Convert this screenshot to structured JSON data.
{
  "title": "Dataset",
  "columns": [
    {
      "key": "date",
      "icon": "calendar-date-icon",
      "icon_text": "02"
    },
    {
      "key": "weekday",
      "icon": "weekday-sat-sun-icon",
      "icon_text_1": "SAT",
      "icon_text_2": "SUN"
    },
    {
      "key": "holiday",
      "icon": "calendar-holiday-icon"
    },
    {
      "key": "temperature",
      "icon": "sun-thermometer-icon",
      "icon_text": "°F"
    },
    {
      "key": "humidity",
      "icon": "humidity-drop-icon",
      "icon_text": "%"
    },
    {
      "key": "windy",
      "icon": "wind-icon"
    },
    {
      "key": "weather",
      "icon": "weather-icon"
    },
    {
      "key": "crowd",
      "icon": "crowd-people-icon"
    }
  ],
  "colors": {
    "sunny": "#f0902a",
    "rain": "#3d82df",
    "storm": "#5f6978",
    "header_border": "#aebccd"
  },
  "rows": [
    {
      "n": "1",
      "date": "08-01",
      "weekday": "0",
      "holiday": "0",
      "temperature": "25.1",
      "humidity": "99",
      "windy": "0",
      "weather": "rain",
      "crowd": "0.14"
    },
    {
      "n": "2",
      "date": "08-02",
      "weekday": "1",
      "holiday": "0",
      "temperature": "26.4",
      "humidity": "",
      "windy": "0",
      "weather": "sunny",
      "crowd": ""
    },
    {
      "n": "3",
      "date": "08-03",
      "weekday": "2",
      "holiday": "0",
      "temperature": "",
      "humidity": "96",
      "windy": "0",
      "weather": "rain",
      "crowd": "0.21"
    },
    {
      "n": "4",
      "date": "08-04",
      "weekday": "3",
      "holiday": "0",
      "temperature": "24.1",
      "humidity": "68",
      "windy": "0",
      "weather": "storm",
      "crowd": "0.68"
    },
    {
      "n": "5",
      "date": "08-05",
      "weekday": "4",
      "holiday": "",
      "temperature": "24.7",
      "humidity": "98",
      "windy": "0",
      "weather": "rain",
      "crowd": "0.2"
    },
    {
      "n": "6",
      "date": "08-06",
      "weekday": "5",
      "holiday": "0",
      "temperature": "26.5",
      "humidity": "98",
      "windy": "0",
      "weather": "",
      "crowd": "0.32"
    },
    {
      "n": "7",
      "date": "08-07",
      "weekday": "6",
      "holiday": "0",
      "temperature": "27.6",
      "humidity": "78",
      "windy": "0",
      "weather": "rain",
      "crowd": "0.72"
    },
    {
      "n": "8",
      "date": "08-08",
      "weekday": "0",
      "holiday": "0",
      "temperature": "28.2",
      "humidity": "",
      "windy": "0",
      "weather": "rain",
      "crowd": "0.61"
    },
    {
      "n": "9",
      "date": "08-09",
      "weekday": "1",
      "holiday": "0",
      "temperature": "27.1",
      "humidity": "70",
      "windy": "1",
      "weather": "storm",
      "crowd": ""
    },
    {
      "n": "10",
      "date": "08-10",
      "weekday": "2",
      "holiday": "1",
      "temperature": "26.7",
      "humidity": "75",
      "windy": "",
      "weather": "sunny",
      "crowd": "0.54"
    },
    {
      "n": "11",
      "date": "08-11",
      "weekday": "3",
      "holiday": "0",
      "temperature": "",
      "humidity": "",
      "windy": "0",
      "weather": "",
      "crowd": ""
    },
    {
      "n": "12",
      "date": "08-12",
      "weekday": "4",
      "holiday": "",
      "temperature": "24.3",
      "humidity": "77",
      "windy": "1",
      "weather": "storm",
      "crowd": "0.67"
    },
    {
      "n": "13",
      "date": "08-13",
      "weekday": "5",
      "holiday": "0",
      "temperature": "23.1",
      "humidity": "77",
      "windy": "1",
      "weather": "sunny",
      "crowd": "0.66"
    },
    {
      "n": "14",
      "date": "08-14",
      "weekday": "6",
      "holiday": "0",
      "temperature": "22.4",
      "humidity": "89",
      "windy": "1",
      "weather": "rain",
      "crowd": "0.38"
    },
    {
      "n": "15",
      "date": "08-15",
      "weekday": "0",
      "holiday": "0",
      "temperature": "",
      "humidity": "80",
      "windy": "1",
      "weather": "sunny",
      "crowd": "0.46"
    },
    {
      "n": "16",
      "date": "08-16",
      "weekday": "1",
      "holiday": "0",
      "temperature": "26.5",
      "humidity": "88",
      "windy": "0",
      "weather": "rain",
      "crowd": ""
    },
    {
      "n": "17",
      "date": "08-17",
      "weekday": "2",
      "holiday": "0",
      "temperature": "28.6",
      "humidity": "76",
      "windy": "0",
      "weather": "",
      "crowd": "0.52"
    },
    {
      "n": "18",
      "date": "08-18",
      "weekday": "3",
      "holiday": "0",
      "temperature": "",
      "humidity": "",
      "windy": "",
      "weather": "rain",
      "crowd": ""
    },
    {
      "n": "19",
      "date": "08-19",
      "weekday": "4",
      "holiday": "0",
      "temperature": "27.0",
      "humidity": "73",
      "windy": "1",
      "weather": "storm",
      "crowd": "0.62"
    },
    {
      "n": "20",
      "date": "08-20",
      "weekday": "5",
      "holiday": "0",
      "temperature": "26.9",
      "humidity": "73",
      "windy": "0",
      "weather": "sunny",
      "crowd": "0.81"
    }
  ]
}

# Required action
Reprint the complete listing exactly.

# Solution below
Convert this screenshot to structured JSON data.
{
  "title": "Dataset",
  "columns": [
    {
      "key": "date",
      "icon": "calendar-date-icon",
      "icon_text": "02"
    },
    {
      "key": "weekday",
      "icon": "weekday-sat-sun-icon",
      "icon_text_1": "SAT",
      "icon_text_2": "SUN"
    },
    {
      "key": "holiday",
      "icon": "calendar-holiday-icon"
    },
    {
      "key": "temperature",
      "icon": "sun-thermometer-icon",
      "icon_text": "°F"
    },
    {
      "key": "humidity",
      "icon": "humidity-drop-icon",
      "icon_text": "%"
    },
    {
      "key": "windy",
      "icon": "wind-icon"
    },
    {
      "key": "weather",
      "icon": "weather-icon"
    },
    {
      "key": "crowd",
      "icon": "crowd-people-icon"
    }
  ],
  "colors": {
    "sunny": "#f0902a",
    "rain": "#3d82df",
    "storm": "#5f6978",
    "header_border": "#aebccd"
  },
  "rows": [
    {
      "n": "1",
      "date": "08-01",
      "weekday": "0",
      "holiday": "0",
      "temperature": "25.1",
      "humidity": "99",
      "windy": "0",
      "weather": "rain",
      "crowd": "0.14"
    },
    {
      "n": "2",
      "date": "08-02",
      "weekday": "1",
      "holiday": "0",
      "temperature": "26.4",
      "humidity": "",
      "windy": "0",
      "weather": "sunny",
      "crowd": ""
    },
    {
      "n": "3",
      "date": "08-03",
      "weekday": "2",
      "holiday": "0",
      "temperature": "",
      "humidity": "96",
      "windy": "0",
      "weather": "rain",
      "crowd": "0.21"
    },
    {
      "n": "4",
      "date": "08-04",
      "weekday": "3",
      "holiday": "0",
      "temperature": "24.1",
      "humidity": "68",
      "windy": "0",
      "weather": "storm",
      "crowd": "0.68"
    },
    {
      "n": "5",
      "date": "08-05",
      "weekday": "4",
      "holiday": "",
      "temperature": "24.7",
      "humidity": "98",
      "windy": "0",
      "weather": "rain",
      "crowd": "0.2"
    },
    {
      "n": "6",
      "date": "08-06",
      "weekday": "5",
      "holiday": "0",
      "temperature": "26.5",
      "humidity": "98",
      "windy": "0",
      "weather": "",
      "crowd": "0.32"
    },
    {
      "n": "7",
      "date": "08-07",
      "weekday": "6",
      "holiday": "0",
      "temperature": "27.6",
      "humidity": "78",
      "windy": "0",
      "weather": "rain",
      "crowd": "0.72"
    },
    {
      "n": "8",
      "date": "08-08",
      "weekday": "0",
      "holiday": "0",
      "temperature": "28.2",
      "humidity": "",
      "windy": "0",
      "weather": "rain",
      "crowd": "0.61"
    },
    {
      "n": "9",
      "date": "08-09",
      "weekday": "1",
      "holiday": "0",
      "temperature": "27.1",
      "humidity": "70",
      "windy": "1",
      "weather": "storm",
      "crowd": ""
    },
    {
      "n": "10",
      "date": "08-10",
      "weekday": "2",
      "holiday": "1",
      "temperature": "26.7",
      "humidity": "75",
      "windy": "",
      "weather": "sunny",
      "crowd": "0.54"
    },
    {
      "n": "11",
      "date": "08-11",
      "weekday": "3",
      "holiday": "0",
      "temperature": "",
      "humidity": "",
      "windy": "0",
      "weather": "",
      "crowd": ""
    },
    {
      "n": "12",
      "date": "08-12",
      "weekday": "4",
      "holiday": "",
      "temperature": "24.3",
      "humidity": "77",
      "windy": "1",
      "weather": "storm",
      "crowd": "0.67"
    },
    {
      "n": "13",
      "date": "08-13",
      "weekday": "5",
      "holiday": "0",
      "temperature": "23.1",
      "humidity": "77",
      "windy": "1",
      "weather": "sunny",
      "crowd": "0.66"
    },
    {
      "n": "14",
      "date": "08-14",
      "weekday": "6",
      "holiday": "0",
      "temperature": "22.4",
      "humidity": "89",
      "windy": "1",
      "weather": "rain",
      "crowd": "0.38"
    },
    {
      "n": "15",
      "date": "08-15",
      "weekday": "0",
      "holiday": "0",
      "temperature": "",
      "humidity": "80",
      "windy": "1",
      "weather": "sunny",
      "crowd": "0.46"
    },
    {
      "n": "16",
      "date": "08-16",
      "weekday": "1",
      "holiday": "0",
      "temperature": "26.5",
      "humidity": "88",
      "windy": "0",
      "weather": "rain",
      "crowd": ""
    },
    {
      "n": "17",
      "date": "08-17",
      "weekday": "2",
      "holiday": "0",
      "temperature": "28.6",
      "humidity": "76",
      "windy": "0",
      "weather": "",
      "crowd": "0.52"
    },
    {
      "n": "18",
      "date": "08-18",
      "weekday": "3",
      "holiday": "0",
      "temperature": "",
      "humidity": "",
      "windy": "",
      "weather": "rain",
      "crowd": ""
    },
    {
      "n": "19",
      "date": "08-19",
      "weekday": "4",
      "holiday": "0",
      "temperature": "27.0",
      "humidity": "73",
      "windy": "1",
      "weather": "storm",
      "crowd": "0.62"
    },
    {
      "n": "20",
      "date": "08-20",
      "weekday": "5",
      "holiday": "0",
      "temperature": "26.9",
      "humidity": "73",
      "windy": "0",
      "weather": "sunny",
      "crowd": "0.81"
    }
  ]
}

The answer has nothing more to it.